Chart 7: Firms’ hiring and investment plans continue to trend down
Firms see labour market pressures easing
Intentions to hire are below their historical average. A larger share of firms than in previous surveys said they have adequate staffing levels given their sales outlook, and fewer businesses need to fill vacancies. Only a small share of firms plan to reduce their workforce. Those that are cutting staff tend to be negatively affected by interest rate increases.
Firms reported a widespread easing in the intensity of labour shortages compared with the very tight labour market at this time last year (Chart 8). As a result, firms have:
- fewer sales losses due to labour shortages
- less difficulty attracting high-skilled labour, including technical and information technology workers
Some of this easing of the labour market is tied to increased immigration. Also, mentions of shortages caused by strong market competition for labour declined from recent quarters. Still, pockets of tightness exist, and these are often related to structural factors (e.g., aging population, remote locations) or persistent shortages of workers in skilled trades. The share of firms reporting binding labour shortages is near its historic average.
Chart 8: Labour market pressures continue to ease
In this context, firms anticipate a gradual easing in wage growth over the next 12 months (Chart 9). Compared with recent quarters, fewer firms reported upward pressure on wage growth from the:
- cost of living, following the large wage adjustments over the past 12 months
- need to attract and retain employees, as labour demand and competition for workers slows
Businesses also said that because demand has slowed, their own performance and profitability are weighing on the wage increases they plan to give.
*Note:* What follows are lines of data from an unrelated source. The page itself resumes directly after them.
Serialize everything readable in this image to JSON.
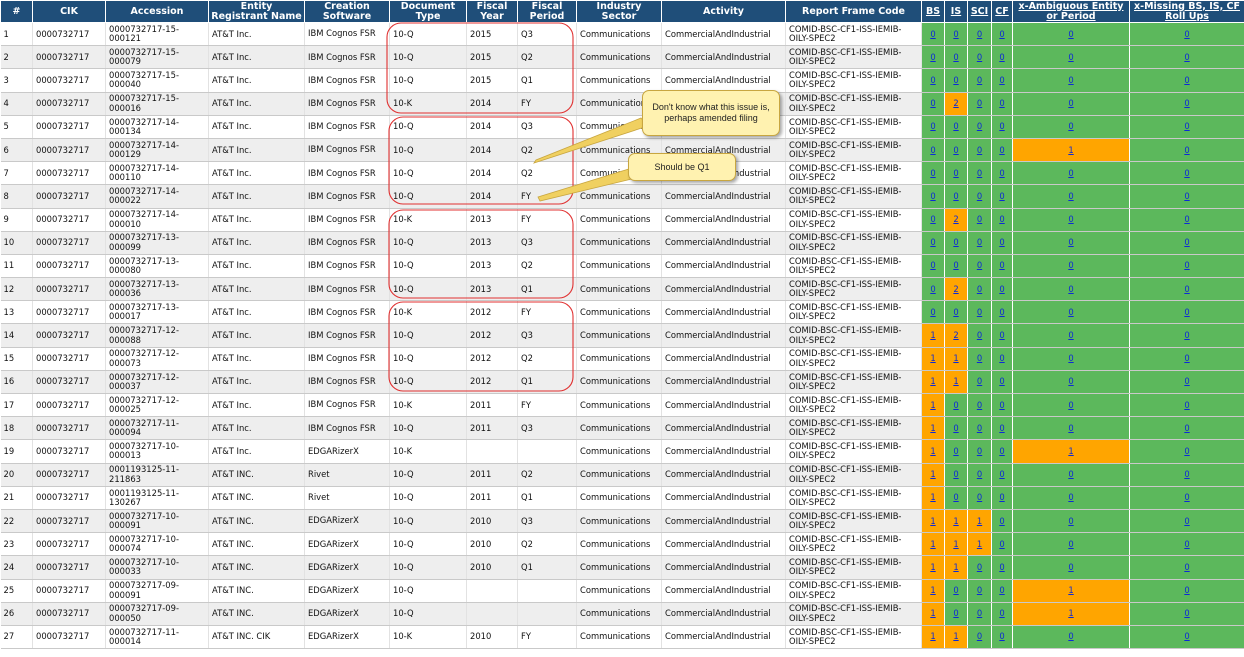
{
  "headers": {
    "num": "#",
    "cik": "CIK",
    "accession": "Accession",
    "registrant": "Entity Registrant Name",
    "software": "Creation Software",
    "doctype": "Document Type",
    "year": "Fiscal Year",
    "period": "Fiscal Period",
    "sector": "Industry Sector",
    "activity": "Activity",
    "rfc": "Report Frame Code",
    "bs": "BS",
    "is": "IS",
    "sci": "SCI",
    "cf": "CF",
    "ambiguous": "x-Ambiguous Entity or Period",
    "missing": "x-Missing BS, IS, CF Roll Ups"
  },
  "colors": {
    "header": "#1f4e79",
    "ok": "#5cb85c",
    "warn": "#ffa500",
    "annotation_outline": "#e03030",
    "callout_fill": "#fff2b0"
  },
  "callouts": [
    {
      "text": "Don't know what this issue is, perhaps amended filing"
    },
    {
      "text": "Should be Q1"
    }
  ],
  "rows": [
    {
      "n": "1",
      "cik": "0000732717",
      "acc": "0000732717-15-000121",
      "name": "AT&T Inc.",
      "sw": "IBM Cognos FSR",
      "doc": "10-Q",
      "fy": "2015",
      "fp": "Q3",
      "sector": "Communications",
      "act": "CommercialAndIndustrial",
      "rfc": "COMID-BSC-CF1-ISS-IEMIB-OILY-SPEC2",
      "bs": "0",
      "is": "0",
      "sci": "0",
      "cf": "0",
      "amb": "0",
      "miss": "0"
    },
    {
      "n": "2",
      "cik": "0000732717",
      "acc": "0000732717-15-000079",
      "name": "AT&T Inc.",
      "sw": "IBM Cognos FSR",
      "doc": "10-Q",
      "fy": "2015",
      "fp": "Q2",
      "sector": "Communications",
      "act": "CommercialAndIndustrial",
      "rfc": "COMID-BSC-CF1-ISS-IEMIB-OILY-SPEC2",
      "bs": "0",
      "is": "0",
      "sci": "0",
      "cf": "0",
      "amb": "0",
      "miss": "0"
    },
    {
      "n": "3",
      "cik": "0000732717",
      "acc": "0000732717-15-000040",
      "name": "AT&T Inc.",
      "sw": "IBM Cognos FSR",
      "doc": "10-Q",
      "fy": "2015",
      "fp": "Q1",
      "sector": "Communications",
      "act": "CommercialAndIndustrial",
      "rfc": "COMID-BSC-CF1-ISS-IEMIB-OILY-SPEC2",
      "bs": "0",
      "is": "0",
      "sci": "0",
      "cf": "0",
      "amb": "0",
      "miss": "0"
    },
    {
      "n": "4",
      "cik": "0000732717",
      "acc": "0000732717-15-000016",
      "name": "AT&T Inc.",
      "sw": "IBM Cognos FSR",
      "doc": "10-K",
      "fy": "2014",
      "fp": "FY",
      "sector": "Communications",
      "act": "",
      "rfc": "COMID-BSC-CF1-ISS-IEMIB-OILY-SPEC2",
      "bs": "0",
      "is": "2",
      "sci": "0",
      "cf": "0",
      "amb": "0",
      "miss": "0"
    },
    {
      "n": "5",
      "cik": "0000732717",
      "acc": "0000732717-14-000134",
      "name": "AT&T Inc.",
      "sw": "IBM Cognos FSR",
      "doc": "10-Q",
      "fy": "2014",
      "fp": "Q3",
      "sector": "Communications",
      "act": "",
      "rfc": "COMID-BSC-CF1-ISS-IEMIB-OILY-SPEC2",
      "bs": "0",
      "is": "0",
      "sci": "0",
      "cf": "0",
      "amb": "0",
      "miss": "0"
    },
    {
      "n": "6",
      "cik": "0000732717",
      "acc": "0000732717-14-000129",
      "name": "AT&T Inc.",
      "sw": "IBM Cognos FSR",
      "doc": "10-Q",
      "fy": "2014",
      "fp": "Q2",
      "sector": "Communications",
      "act": "CommercialAndIndustrial",
      "rfc": "COMID-BSC-CF1-ISS-IEMIB-OILY-SPEC2",
      "bs": "0",
      "is": "0",
      "sci": "0",
      "cf": "0",
      "amb": "1",
      "miss": "0"
    },
    {
      "n": "7",
      "cik": "0000732717",
      "acc": "0000732717-14-000110",
      "name": "AT&T Inc.",
      "sw": "IBM Cognos FSR",
      "doc": "10-Q",
      "fy": "2014",
      "fp": "Q2",
      "sector": "Communications",
      "act": "CommercialAndIndustrial",
      "rfc": "COMID-BSC-CF1-ISS-IEMIB-OILY-SPEC2",
      "bs": "0",
      "is": "0",
      "sci": "0",
      "cf": "0",
      "amb": "0",
      "miss": "0"
    },
    {
      "n": "8",
      "cik": "0000732717",
      "acc": "0000732717-14-000022",
      "name": "AT&T Inc.",
      "sw": "IBM Cognos FSR",
      "doc": "10-Q",
      "fy": "2014",
      "fp": "FY",
      "sector": "Communications",
      "act": "CommercialAndIndustrial",
      "rfc": "COMID-BSC-CF1-ISS-IEMIB-OILY-SPEC2",
      "bs": "0",
      "is": "0",
      "sci": "0",
      "cf": "0",
      "amb": "0",
      "miss": "0"
    },
    {
      "n": "9",
      "cik": "0000732717",
      "acc": "0000732717-14-000010",
      "name": "AT&T Inc.",
      "sw": "IBM Cognos FSR",
      "doc": "10-K",
      "fy": "2013",
      "fp": "FY",
      "sector": "Communications",
      "act": "CommercialAndIndustrial",
      "rfc": "COMID-BSC-CF1-ISS-IEMIB-OILY-SPEC2",
      "bs": "0",
      "is": "2",
      "sci": "0",
      "cf": "0",
      "amb": "0",
      "miss": "0"
    },
    {
      "n": "10",
      "cik": "0000732717",
      "acc": "0000732717-13-000099",
      "name": "AT&T Inc.",
      "sw": "IBM Cognos FSR",
      "doc": "10-Q",
      "fy": "2013",
      "fp": "Q3",
      "sector": "Communications",
      "act": "CommercialAndIndustrial",
      "rfc": "COMID-BSC-CF1-ISS-IEMIB-OILY-SPEC2",
      "bs": "0",
      "is": "0",
      "sci": "0",
      "cf": "0",
      "amb": "0",
      "miss": "0"
    },
    {
      "n": "11",
      "cik": "0000732717",
      "acc": "0000732717-13-000080",
      "name": "AT&T Inc.",
      "sw": "IBM Cognos FSR",
      "doc": "10-Q",
      "fy": "2013",
      "fp": "Q2",
      "sector": "Communications",
      "act": "CommercialAndIndustrial",
      "rfc": "COMID-BSC-CF1-ISS-IEMIB-OILY-SPEC2",
      "bs": "0",
      "is": "0",
      "sci": "0",
      "cf": "0",
      "amb": "0",
      "miss": "0"
    },
    {
      "n": "12",
      "cik": "0000732717",
      "acc": "0000732717-13-000036",
      "name": "AT&T Inc.",
      "sw": "IBM Cognos FSR",
      "doc": "10-Q",
      "fy": "2013",
      "fp": "Q1",
      "sector": "Communications",
      "act": "CommercialAndIndustrial",
      "rfc": "COMID-BSC-CF1-ISS-IEMIB-OILY-SPEC2",
      "bs": "0",
      "is": "2",
      "sci": "0",
      "cf": "0",
      "amb": "0",
      "miss": "0"
    },
    {
      "n": "13",
      "cik": "0000732717",
      "acc": "0000732717-13-000017",
      "name": "AT&T Inc.",
      "sw": "IBM Cognos FSR",
      "doc": "10-K",
      "fy": "2012",
      "fp": "FY",
      "sector": "Communications",
      "act": "CommercialAndIndustrial",
      "rfc": "COMID-BSC-CF1-ISS-IEMIB-OILY-SPEC2",
      "bs": "0",
      "is": "0",
      "sci": "0",
      "cf": "0",
      "amb": "0",
      "miss": "0"
    },
    {
      "n": "14",
      "cik": "0000732717",
      "acc": "0000732717-12-000088",
      "name": "AT&T Inc.",
      "sw": "IBM Cognos FSR",
      "doc": "10-Q",
      "fy": "2012",
      "fp": "Q3",
      "sector": "Communications",
      "act": "CommercialAndIndustrial",
      "rfc": "COMID-BSC-CF1-ISS-IEMIB-OILY-SPEC2",
      "bs": "1",
      "is": "2",
      "sci": "0",
      "cf": "0",
      "amb": "0",
      "miss": "0"
    },
    {
      "n": "15",
      "cik": "0000732717",
      "acc": "0000732717-12-000073",
      "name": "AT&T Inc.",
      "sw": "IBM Cognos FSR",
      "doc": "10-Q",
      "fy": "2012",
      "fp": "Q2",
      "sector": "Communications",
      "act": "CommercialAndIndustrial",
      "rfc": "COMID-BSC-CF1-ISS-IEMIB-OILY-SPEC2",
      "bs": "1",
      "is": "1",
      "sci": "0",
      "cf": "0",
      "amb": "0",
      "miss": "0"
    },
    {
      "n": "16",
      "cik": "0000732717",
      "acc": "0000732717-12-000037",
      "name": "AT&T Inc.",
      "sw": "IBM Cognos FSR",
      "doc": "10-Q",
      "fy": "2012",
      "fp": "Q1",
      "sector": "Communications",
      "act": "CommercialAndIndustrial",
      "rfc": "COMID-BSC-CF1-ISS-IEMIB-OILY-SPEC2",
      "bs": "1",
      "is": "1",
      "sci": "0",
      "cf": "0",
      "amb": "0",
      "miss": "0"
    },
    {
      "n": "17",
      "cik": "0000732717",
      "acc": "0000732717-12-000025",
      "name": "AT&T Inc.",
      "sw": "IBM Cognos FSR",
      "doc": "10-K",
      "fy": "2011",
      "fp": "FY",
      "sector": "Communications",
      "act": "CommercialAndIndustrial",
      "rfc": "COMID-BSC-CF1-ISS-IEMIB-OILY-SPEC2",
      "bs": "1",
      "is": "0",
      "sci": "0",
      "cf": "0",
      "amb": "0",
      "miss": "0"
    },
    {
      "n": "18",
      "cik": "0000732717",
      "acc": "0000732717-11-000094",
      "name": "AT&T Inc.",
      "sw": "IBM Cognos FSR",
      "doc": "10-Q",
      "fy": "2011",
      "fp": "Q3",
      "sector": "Communications",
      "act": "CommercialAndIndustrial",
      "rfc": "COMID-BSC-CF1-ISS-IEMIB-OILY-SPEC2",
      "bs": "1",
      "is": "0",
      "sci": "0",
      "cf": "0",
      "amb": "0",
      "miss": "0"
    },
    {
      "n": "19",
      "cik": "0000732717",
      "acc": "0000732717-10-000013",
      "name": "AT&T Inc.",
      "sw": "EDGARizerX",
      "doc": "10-K",
      "fy": "",
      "fp": "",
      "sector": "Communications",
      "act": "CommercialAndIndustrial",
      "rfc": "COMID-BSC-CF1-ISS-IEMIB-OILY-SPEC2",
      "bs": "1",
      "is": "0",
      "sci": "0",
      "cf": "0",
      "amb": "1",
      "miss": "0"
    },
    {
      "n": "20",
      "cik": "0000732717",
      "acc": "0001193125-11-211863",
      "name": "AT&T INC.",
      "sw": "Rivet",
      "doc": "10-Q",
      "fy": "2011",
      "fp": "Q2",
      "sector": "Communications",
      "act": "CommercialAndIndustrial",
      "rfc": "COMID-BSC-CF1-ISS-IEMIB-OILY-SPEC2",
      "bs": "1",
      "is": "0",
      "sci": "0",
      "cf": "0",
      "amb": "0",
      "miss": "0"
    },
    {
      "n": "21",
      "cik": "0000732717",
      "acc": "0001193125-11-130267",
      "name": "AT&T INC.",
      "sw": "Rivet",
      "doc": "10-Q",
      "fy": "2011",
      "fp": "Q1",
      "sector": "Communications",
      "act": "CommercialAndIndustrial",
      "rfc": "COMID-BSC-CF1-ISS-IEMIB-OILY-SPEC2",
      "bs": "1",
      "is": "0",
      "sci": "0",
      "cf": "0",
      "amb": "0",
      "miss": "0"
    },
    {
      "n": "22",
      "cik": "0000732717",
      "acc": "0000732717-10-000091",
      "name": "AT&T INC.",
      "sw": "EDGARizerX",
      "doc": "10-Q",
      "fy": "2010",
      "fp": "Q3",
      "sector": "Communications",
      "act": "CommercialAndIndustrial",
      "rfc": "COMID-BSC-CF1-ISS-IEMIB-OILY-SPEC2",
      "bs": "1",
      "is": "1",
      "sci": "1",
      "cf": "0",
      "amb": "0",
      "miss": "0"
    },
    {
      "n": "23",
      "cik": "0000732717",
      "acc": "0000732717-10-000074",
      "name": "AT&T INC.",
      "sw": "EDGARizerX",
      "doc": "10-Q",
      "fy": "2010",
      "fp": "Q2",
      "sector": "Communications",
      "act": "CommercialAndIndustrial",
      "rfc": "COMID-BSC-CF1-ISS-IEMIB-OILY-SPEC2",
      "bs": "1",
      "is": "1",
      "sci": "1",
      "cf": "0",
      "amb": "0",
      "miss": "0"
    },
    {
      "n": "24",
      "cik": "0000732717",
      "acc": "0000732717-10-000033",
      "name": "AT&T INC.",
      "sw": "EDGARizerX",
      "doc": "10-Q",
      "fy": "2010",
      "fp": "Q1",
      "sector": "Communications",
      "act": "CommercialAndIndustrial",
      "rfc": "COMID-BSC-CF1-ISS-IEMIB-OILY-SPEC2",
      "bs": "1",
      "is": "1",
      "sci": "0",
      "cf": "0",
      "amb": "0",
      "miss": "0"
    },
    {
      "n": "25",
      "cik": "0000732717",
      "acc": "0000732717-09-000091",
      "name": "AT&T INC.",
      "sw": "EDGARizerX",
      "doc": "10-Q",
      "fy": "",
      "fp": "",
      "sector": "Communications",
      "act": "CommercialAndIndustrial",
      "rfc": "COMID-BSC-CF1-ISS-IEMIB-OILY-SPEC2",
      "bs": "1",
      "is": "0",
      "sci": "0",
      "cf": "0",
      "amb": "1",
      "miss": "0"
    },
    {
      "n": "26",
      "cik": "0000732717",
      "acc": "0000732717-09-000050",
      "name": "AT&T INC.",
      "sw": "EDGARizerX",
      "doc": "10-Q",
      "fy": "",
      "fp": "",
      "sector": "Communications",
      "act": "CommercialAndIndustrial",
      "rfc": "COMID-BSC-CF1-ISS-IEMIB-OILY-SPEC2",
      "bs": "1",
      "is": "0",
      "sci": "0",
      "cf": "0",
      "amb": "1",
      "miss": "0"
    },
    {
      "n": "27",
      "cik": "0000732717",
      "acc": "0000732717-11-000014",
      "name": "AT&T INC. CIK",
      "sw": "EDGARizerX",
      "doc": "10-K",
      "fy": "2010",
      "fp": "FY",
      "sector": "Communications",
      "act": "CommercialAndIndustrial",
      "rfc": "COMID-BSC-CF1-ISS-IEMIB-OILY-SPEC2",
      "bs": "1",
      "is": "1",
      "sci": "0",
      "cf": "0",
      "amb": "0",
      "miss": "0"
    }
  ]
}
Although wage pressures are easing, firms still expect to make higher-than-normal wage increases over the next year. Many businesses are uncertain about when their wage growth will return to normal, citing factors such as:
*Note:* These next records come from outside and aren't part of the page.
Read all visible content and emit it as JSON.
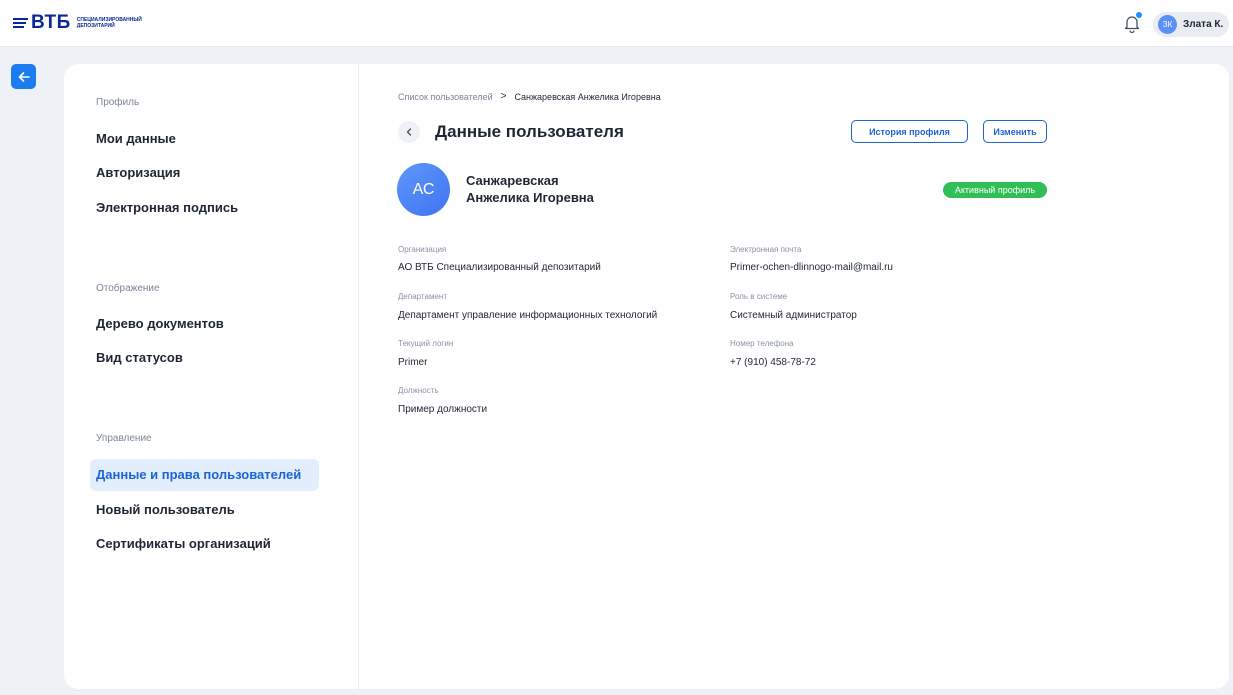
{
  "header": {
    "logo_text": "ВТБ",
    "logo_subtitle": "Специализированный депозитарий",
    "user_initials": "ЗК",
    "user_name": "Злата К."
  },
  "sidebar": {
    "sections": [
      {
        "label": "Профиль",
        "items": [
          "Мои данные",
          "Авторизация",
          "Электронная подпись"
        ]
      },
      {
        "label": "Отображение",
        "items": [
          "Дерево документов",
          "Вид статусов"
        ]
      },
      {
        "label": "Управление",
        "items": [
          "Данные и права пользователей",
          "Новый пользователь",
          "Сертификаты организаций"
        ]
      }
    ],
    "active_item": "Данные и права пользователей"
  },
  "breadcrumb": {
    "parent": "Список пользователей",
    "separator": ">",
    "current": "Санжаревская Анжелика Игоревна"
  },
  "page": {
    "title": "Данные пользователя",
    "history_button": "История профиля",
    "edit_button": "Изменить"
  },
  "user": {
    "initials": "АС",
    "last_name": "Санжаревская",
    "first_middle_name": "Анжелика Игоревна",
    "status": "Активный профиль"
  },
  "fields": {
    "organization": {
      "label": "Организация",
      "value": "АО ВТБ Специализированный депозитарий"
    },
    "email": {
      "label": "Электронная почта",
      "value": "Primer-ochen-dlinnogo-mail@mail.ru"
    },
    "department": {
      "label": "Департамент",
      "value": "Департамент управление информационных технологий"
    },
    "role": {
      "label": "Роль в системе",
      "value": "Системный администратор"
    },
    "login": {
      "label": "Текущий логин",
      "value": "Primer"
    },
    "phone": {
      "label": "Номер телефона",
      "value": "+7 (910) 458-78-72"
    },
    "position": {
      "label": "Должность",
      "value": "Пример должности"
    }
  },
  "colors": {
    "accent": "#1b64d8",
    "active_badge": "#2fbf56",
    "brand": "#0a2896"
  }
}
- tightness in some markets for specific skills
- policy-related issues, including the impacts of minimum wage legislation
- the rate of inflation
Chart 9: Expected wage increases remain high but are easing
Inflation expectations are declining slowly
Firms’ short-term inflation expectations have continued to edge down (Chart 10). An increasing share of businesses are confident that the Bank of Canada will be able to get inflation within the inflation-control target range in the next one to two years. Many think monetary policy is slowing inflation.
However, expectations for inflation over the next two years are still above pre-pandemic levels. Firms attribute their short-term inflation expectations to:
- labour costs
- commodity prices
- housing prices
Most firms think inflation will return to 2% in the long term, but uncertainty about when this will happen has increased. Roughly one-third of firms still believe it could take longer than three years before inflation returns to the Bank’s 2% target.
Chart 10: Firms’ short-term inflation expectations eased down further
The Business Outlook Survey summarizes interviews conducted by the Bank’s regional offices with the senior management of about 100 firms selected to reflect the composition of the gross domestic product of Canada’s business sector. This survey was conducted by phone, video conference and in-person interviews from August 14 to September 8, 2023. Additional information on the survey and its content is available on the Bank of Canada’s website. Survey results summarize opinions expressed by the respondents and do not necessarily reflect the views of the Bank of Canada.
The Bank of Canada’s Business Leaders’ Pulse is a survey of 700 to 800 Canadian business leaders who respond to one of three short online questionnaires each month. This publication contains results from the July, August and September 2023 surveys. For more information on the Business Leaders’ Pulse, see T. Chernis, C. D’Souza, K. MacLean, T. Reader, J. Slive and F. Suvankulov, “The Business Leaders’ Pulse—An Online Business Survey,” Bank of Canada Staff Discussion Paper No. 2022-14 (June 2022). Survey results summarize opinions expressed by the respondents and do not necessarily reflect the views of the Bank of Canada.